_REQUIREMENT:_ What lines in the records include the string "Address"? Return each one.

_SUPPLIED DATA:_
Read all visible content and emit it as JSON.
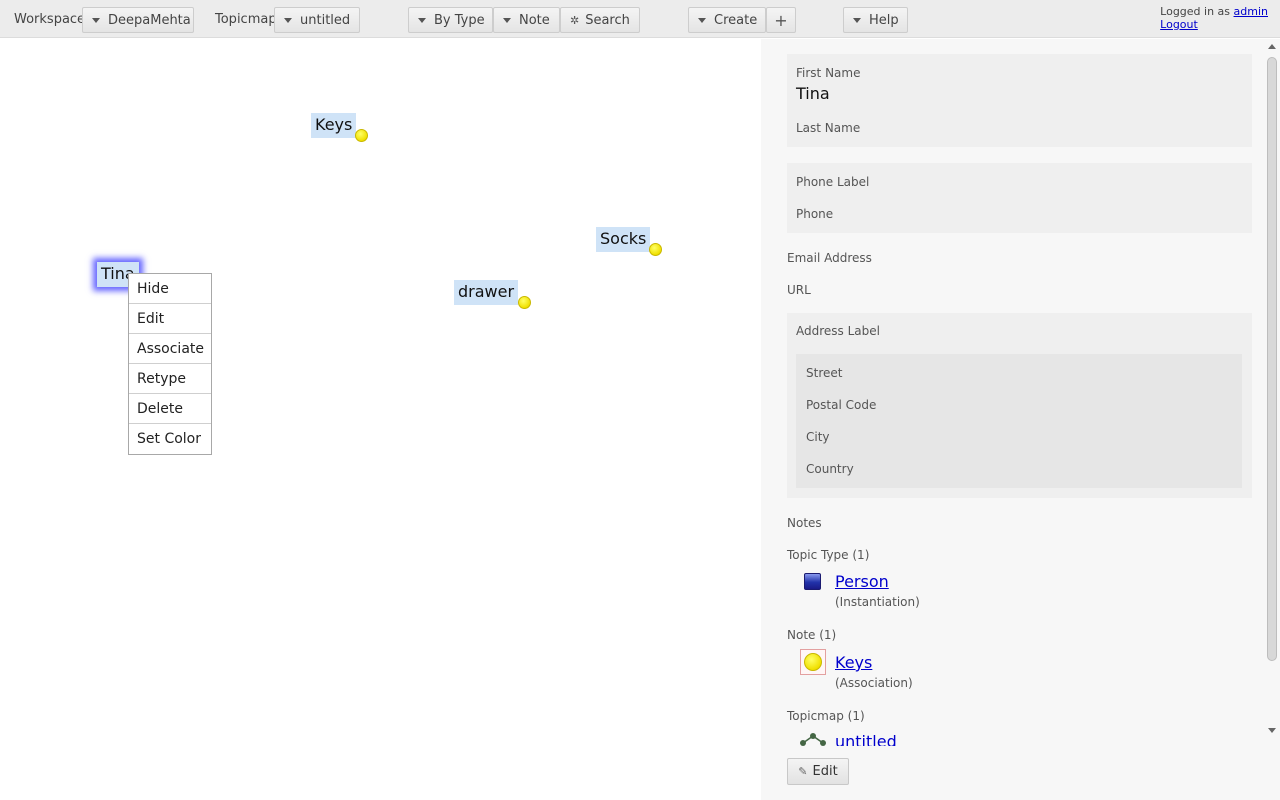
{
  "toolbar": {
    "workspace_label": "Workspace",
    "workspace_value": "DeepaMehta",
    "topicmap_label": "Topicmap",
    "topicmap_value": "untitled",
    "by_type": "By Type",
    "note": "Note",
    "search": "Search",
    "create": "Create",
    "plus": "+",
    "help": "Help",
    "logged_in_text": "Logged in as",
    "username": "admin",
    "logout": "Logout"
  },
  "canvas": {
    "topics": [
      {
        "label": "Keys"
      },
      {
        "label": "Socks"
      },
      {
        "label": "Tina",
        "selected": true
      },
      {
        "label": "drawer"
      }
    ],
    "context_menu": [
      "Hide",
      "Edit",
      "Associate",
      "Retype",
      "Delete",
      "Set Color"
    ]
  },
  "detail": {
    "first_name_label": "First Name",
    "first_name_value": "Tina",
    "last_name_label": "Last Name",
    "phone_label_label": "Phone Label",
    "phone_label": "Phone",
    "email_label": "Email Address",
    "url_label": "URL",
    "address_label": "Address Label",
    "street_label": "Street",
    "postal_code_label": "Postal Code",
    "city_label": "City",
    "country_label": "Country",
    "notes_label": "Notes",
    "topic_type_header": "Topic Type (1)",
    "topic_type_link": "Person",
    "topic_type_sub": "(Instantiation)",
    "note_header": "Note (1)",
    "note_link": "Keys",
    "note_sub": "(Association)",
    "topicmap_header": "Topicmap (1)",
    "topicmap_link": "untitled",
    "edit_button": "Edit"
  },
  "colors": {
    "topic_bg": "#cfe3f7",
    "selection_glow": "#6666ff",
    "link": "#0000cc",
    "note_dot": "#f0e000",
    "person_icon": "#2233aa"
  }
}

_ANSWER TO THIS PROBLEM:_
    "email_label": "Email Address",
    "address_label": "Address Label",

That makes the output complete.